──────── Data supplied ────────

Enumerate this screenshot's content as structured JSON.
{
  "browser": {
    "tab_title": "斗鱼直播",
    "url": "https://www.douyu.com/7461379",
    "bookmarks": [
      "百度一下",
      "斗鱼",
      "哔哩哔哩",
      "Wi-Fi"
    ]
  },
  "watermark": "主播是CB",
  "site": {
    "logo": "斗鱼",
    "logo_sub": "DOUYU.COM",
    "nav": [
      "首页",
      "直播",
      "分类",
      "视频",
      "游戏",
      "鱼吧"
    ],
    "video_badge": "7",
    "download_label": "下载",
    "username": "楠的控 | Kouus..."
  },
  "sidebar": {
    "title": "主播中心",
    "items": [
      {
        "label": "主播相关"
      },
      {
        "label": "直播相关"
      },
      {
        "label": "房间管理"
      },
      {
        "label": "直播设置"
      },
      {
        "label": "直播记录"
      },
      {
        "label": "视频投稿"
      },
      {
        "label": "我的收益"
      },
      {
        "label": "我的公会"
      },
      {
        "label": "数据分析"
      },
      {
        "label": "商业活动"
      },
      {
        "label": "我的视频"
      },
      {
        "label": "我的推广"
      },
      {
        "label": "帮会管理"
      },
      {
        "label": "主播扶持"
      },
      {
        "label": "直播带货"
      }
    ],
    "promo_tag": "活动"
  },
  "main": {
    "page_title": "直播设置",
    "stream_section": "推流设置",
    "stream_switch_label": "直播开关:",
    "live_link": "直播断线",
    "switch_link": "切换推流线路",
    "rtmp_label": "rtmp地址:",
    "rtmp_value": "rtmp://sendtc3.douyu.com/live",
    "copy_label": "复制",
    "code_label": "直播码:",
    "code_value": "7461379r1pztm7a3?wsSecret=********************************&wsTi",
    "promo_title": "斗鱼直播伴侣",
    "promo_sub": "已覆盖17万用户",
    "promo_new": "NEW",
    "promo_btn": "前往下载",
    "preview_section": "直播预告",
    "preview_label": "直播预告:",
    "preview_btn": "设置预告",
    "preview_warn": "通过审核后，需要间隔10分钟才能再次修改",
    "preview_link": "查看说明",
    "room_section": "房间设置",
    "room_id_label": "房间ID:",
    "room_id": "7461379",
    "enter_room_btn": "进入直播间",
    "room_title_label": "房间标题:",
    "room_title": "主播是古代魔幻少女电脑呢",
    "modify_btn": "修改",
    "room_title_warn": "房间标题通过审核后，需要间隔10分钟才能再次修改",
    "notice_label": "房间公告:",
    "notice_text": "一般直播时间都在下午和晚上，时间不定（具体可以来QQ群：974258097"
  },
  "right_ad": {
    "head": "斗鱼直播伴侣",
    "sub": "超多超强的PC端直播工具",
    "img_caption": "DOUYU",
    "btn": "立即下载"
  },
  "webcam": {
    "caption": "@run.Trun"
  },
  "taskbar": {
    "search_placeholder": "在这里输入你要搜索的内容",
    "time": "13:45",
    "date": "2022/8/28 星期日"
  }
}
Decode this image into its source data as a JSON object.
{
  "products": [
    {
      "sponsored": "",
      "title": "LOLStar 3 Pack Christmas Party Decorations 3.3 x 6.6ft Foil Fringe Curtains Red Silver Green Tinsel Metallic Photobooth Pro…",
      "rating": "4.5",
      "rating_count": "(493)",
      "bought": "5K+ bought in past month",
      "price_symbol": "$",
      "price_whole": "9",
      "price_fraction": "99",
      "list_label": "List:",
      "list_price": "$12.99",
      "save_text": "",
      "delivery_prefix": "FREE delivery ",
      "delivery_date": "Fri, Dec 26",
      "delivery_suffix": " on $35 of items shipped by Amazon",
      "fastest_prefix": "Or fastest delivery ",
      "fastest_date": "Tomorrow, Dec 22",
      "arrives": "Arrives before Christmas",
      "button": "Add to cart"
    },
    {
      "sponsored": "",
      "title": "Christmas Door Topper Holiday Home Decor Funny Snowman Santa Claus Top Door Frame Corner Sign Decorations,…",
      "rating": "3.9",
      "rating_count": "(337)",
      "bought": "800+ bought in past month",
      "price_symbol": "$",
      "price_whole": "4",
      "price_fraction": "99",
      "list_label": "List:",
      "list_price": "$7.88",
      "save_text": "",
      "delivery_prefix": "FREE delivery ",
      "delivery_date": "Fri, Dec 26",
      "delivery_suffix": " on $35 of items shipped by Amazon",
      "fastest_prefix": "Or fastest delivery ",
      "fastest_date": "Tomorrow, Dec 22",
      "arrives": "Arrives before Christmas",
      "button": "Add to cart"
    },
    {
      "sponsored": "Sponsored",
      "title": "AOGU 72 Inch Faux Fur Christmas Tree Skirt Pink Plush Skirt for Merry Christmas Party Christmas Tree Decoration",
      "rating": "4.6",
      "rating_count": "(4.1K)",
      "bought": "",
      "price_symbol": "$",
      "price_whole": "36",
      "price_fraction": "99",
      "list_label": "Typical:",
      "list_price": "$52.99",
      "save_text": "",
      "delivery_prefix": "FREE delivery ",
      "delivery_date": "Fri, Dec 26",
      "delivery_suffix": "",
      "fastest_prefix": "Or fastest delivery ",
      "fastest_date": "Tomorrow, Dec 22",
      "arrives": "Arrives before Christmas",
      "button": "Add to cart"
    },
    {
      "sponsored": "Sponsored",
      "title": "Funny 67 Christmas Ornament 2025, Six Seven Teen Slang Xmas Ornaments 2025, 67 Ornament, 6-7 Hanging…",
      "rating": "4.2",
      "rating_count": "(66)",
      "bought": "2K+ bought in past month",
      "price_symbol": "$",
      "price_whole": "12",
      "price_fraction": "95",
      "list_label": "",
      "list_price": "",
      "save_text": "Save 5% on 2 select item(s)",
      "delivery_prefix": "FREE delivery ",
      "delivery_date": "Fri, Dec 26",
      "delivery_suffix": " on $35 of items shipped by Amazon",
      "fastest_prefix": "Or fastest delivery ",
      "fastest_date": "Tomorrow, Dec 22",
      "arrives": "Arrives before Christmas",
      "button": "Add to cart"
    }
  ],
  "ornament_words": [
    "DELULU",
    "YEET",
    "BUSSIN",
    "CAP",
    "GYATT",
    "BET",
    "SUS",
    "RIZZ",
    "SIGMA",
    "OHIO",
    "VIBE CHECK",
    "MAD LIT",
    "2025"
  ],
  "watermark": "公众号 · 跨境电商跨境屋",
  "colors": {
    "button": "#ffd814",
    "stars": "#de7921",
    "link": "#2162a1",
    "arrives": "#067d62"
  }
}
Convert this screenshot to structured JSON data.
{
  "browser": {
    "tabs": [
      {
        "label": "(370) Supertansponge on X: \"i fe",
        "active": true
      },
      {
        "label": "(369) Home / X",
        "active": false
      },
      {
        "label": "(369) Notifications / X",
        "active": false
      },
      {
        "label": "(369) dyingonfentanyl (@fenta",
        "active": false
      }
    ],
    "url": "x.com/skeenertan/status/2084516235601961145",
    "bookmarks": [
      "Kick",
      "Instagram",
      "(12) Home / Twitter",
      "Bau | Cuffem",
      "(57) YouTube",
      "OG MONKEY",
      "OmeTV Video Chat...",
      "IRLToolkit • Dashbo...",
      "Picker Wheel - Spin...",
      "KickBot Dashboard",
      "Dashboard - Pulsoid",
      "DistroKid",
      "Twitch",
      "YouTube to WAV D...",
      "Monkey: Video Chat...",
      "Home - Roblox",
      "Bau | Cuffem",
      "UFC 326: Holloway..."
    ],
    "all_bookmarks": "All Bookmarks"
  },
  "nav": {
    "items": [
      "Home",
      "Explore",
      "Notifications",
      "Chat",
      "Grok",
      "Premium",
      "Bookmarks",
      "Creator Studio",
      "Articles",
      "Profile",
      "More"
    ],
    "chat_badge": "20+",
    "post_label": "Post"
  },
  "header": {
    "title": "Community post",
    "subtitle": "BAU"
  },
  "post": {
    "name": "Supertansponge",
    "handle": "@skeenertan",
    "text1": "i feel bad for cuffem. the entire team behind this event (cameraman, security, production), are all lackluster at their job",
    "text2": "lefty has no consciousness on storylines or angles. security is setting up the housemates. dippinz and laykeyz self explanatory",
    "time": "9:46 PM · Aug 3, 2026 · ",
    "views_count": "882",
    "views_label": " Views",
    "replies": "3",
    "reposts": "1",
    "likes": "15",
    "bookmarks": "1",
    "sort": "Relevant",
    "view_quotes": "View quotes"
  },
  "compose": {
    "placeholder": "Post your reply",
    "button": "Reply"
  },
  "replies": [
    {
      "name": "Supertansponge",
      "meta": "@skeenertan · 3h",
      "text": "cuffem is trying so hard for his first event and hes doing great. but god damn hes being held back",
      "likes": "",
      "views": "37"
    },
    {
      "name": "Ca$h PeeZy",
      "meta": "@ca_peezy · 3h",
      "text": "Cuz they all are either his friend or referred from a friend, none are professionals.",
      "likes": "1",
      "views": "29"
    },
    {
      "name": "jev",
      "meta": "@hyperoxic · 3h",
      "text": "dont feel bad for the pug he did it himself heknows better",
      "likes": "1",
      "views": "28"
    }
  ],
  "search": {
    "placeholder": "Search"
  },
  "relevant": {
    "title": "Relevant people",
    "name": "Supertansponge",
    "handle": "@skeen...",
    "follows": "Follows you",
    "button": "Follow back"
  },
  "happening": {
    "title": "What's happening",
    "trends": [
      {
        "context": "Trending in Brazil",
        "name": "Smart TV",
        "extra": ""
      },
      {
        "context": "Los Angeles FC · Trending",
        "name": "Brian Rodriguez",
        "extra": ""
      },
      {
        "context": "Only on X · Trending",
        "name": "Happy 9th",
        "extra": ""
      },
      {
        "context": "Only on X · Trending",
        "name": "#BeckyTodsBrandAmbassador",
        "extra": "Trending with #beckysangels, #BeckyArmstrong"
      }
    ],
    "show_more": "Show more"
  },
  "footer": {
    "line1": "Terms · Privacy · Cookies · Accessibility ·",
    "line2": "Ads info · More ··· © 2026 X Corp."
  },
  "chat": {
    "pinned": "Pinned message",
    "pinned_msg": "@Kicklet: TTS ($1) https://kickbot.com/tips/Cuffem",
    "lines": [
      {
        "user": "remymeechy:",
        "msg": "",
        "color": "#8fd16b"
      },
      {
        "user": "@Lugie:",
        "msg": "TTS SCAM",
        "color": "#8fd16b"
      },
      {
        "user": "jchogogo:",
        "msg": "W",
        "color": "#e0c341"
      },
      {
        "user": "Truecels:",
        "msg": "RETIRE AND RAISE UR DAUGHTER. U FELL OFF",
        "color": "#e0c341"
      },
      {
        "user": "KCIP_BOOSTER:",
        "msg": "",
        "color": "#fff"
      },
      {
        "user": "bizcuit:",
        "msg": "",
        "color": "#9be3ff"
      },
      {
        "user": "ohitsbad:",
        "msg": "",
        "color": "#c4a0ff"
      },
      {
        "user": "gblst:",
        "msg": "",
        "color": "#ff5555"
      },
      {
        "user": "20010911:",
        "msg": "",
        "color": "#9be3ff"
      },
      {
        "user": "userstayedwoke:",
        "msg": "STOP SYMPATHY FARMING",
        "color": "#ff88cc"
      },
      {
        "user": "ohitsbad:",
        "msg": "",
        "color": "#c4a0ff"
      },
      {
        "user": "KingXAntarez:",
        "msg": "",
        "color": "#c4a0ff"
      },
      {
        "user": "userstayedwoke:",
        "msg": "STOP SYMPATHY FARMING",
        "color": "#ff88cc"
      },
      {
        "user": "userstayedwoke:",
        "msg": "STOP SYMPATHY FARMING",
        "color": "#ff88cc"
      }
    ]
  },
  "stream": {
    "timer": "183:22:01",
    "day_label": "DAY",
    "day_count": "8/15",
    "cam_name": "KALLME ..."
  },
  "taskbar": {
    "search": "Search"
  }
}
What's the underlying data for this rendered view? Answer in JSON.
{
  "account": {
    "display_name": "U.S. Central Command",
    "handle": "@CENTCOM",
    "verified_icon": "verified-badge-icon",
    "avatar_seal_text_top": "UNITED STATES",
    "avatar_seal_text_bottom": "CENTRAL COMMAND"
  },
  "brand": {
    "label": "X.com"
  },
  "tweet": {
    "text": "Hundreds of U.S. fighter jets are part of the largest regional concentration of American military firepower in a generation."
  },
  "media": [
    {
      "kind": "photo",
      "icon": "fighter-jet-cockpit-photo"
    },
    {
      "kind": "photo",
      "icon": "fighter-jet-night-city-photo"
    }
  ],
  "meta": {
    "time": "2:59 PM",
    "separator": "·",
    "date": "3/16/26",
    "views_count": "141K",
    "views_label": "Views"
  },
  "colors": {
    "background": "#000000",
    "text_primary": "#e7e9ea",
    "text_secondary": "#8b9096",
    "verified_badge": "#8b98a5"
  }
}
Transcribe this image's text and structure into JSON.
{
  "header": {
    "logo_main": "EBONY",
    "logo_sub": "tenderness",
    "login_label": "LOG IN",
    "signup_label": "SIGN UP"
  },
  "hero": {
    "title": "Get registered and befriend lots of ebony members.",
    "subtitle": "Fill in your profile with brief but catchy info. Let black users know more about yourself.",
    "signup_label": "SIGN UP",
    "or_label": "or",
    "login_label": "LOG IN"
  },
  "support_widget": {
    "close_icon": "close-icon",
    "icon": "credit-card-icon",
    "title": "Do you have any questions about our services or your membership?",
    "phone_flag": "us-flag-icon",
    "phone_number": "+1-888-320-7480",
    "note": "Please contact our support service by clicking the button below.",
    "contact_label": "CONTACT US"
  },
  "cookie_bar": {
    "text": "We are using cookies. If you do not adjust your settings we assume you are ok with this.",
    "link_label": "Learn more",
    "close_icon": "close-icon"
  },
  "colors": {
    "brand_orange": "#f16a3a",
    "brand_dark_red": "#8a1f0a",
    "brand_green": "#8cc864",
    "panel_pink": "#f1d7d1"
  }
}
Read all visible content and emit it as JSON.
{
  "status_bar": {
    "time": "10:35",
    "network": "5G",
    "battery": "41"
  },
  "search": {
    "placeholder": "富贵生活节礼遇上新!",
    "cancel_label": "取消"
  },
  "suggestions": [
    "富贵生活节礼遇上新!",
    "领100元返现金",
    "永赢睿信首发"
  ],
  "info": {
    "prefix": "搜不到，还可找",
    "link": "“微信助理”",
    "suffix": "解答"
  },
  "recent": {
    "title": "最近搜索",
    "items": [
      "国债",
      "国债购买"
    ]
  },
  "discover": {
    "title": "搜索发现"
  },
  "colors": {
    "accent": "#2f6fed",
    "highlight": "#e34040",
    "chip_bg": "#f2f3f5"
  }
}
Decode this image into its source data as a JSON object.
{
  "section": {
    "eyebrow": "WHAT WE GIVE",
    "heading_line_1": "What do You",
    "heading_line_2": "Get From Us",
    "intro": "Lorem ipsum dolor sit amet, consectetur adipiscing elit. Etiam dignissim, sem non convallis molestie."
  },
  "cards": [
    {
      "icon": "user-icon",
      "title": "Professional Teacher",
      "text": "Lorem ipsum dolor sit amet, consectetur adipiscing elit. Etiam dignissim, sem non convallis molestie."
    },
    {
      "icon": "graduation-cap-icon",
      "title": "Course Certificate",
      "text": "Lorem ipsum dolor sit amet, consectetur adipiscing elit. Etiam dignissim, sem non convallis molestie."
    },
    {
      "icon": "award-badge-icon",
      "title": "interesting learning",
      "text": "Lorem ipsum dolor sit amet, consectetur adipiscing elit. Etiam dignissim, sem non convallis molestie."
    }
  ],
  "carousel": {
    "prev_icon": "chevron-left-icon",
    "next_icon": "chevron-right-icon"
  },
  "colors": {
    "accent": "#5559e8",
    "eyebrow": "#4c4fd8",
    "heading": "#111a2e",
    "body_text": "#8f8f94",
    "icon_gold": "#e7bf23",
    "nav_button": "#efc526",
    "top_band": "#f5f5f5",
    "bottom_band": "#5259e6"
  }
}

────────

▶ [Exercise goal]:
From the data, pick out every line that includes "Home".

▶ [Answer below]:
      "title": "Christmas Door Topper Holiday Home Decor Funny Snowman Santa Claus Top Door Frame Corner Sign Decorations,…",
        "label": "(369) Home / X",
      "(12) Home / Twitter",
      "Home - Roblox",
      "Home",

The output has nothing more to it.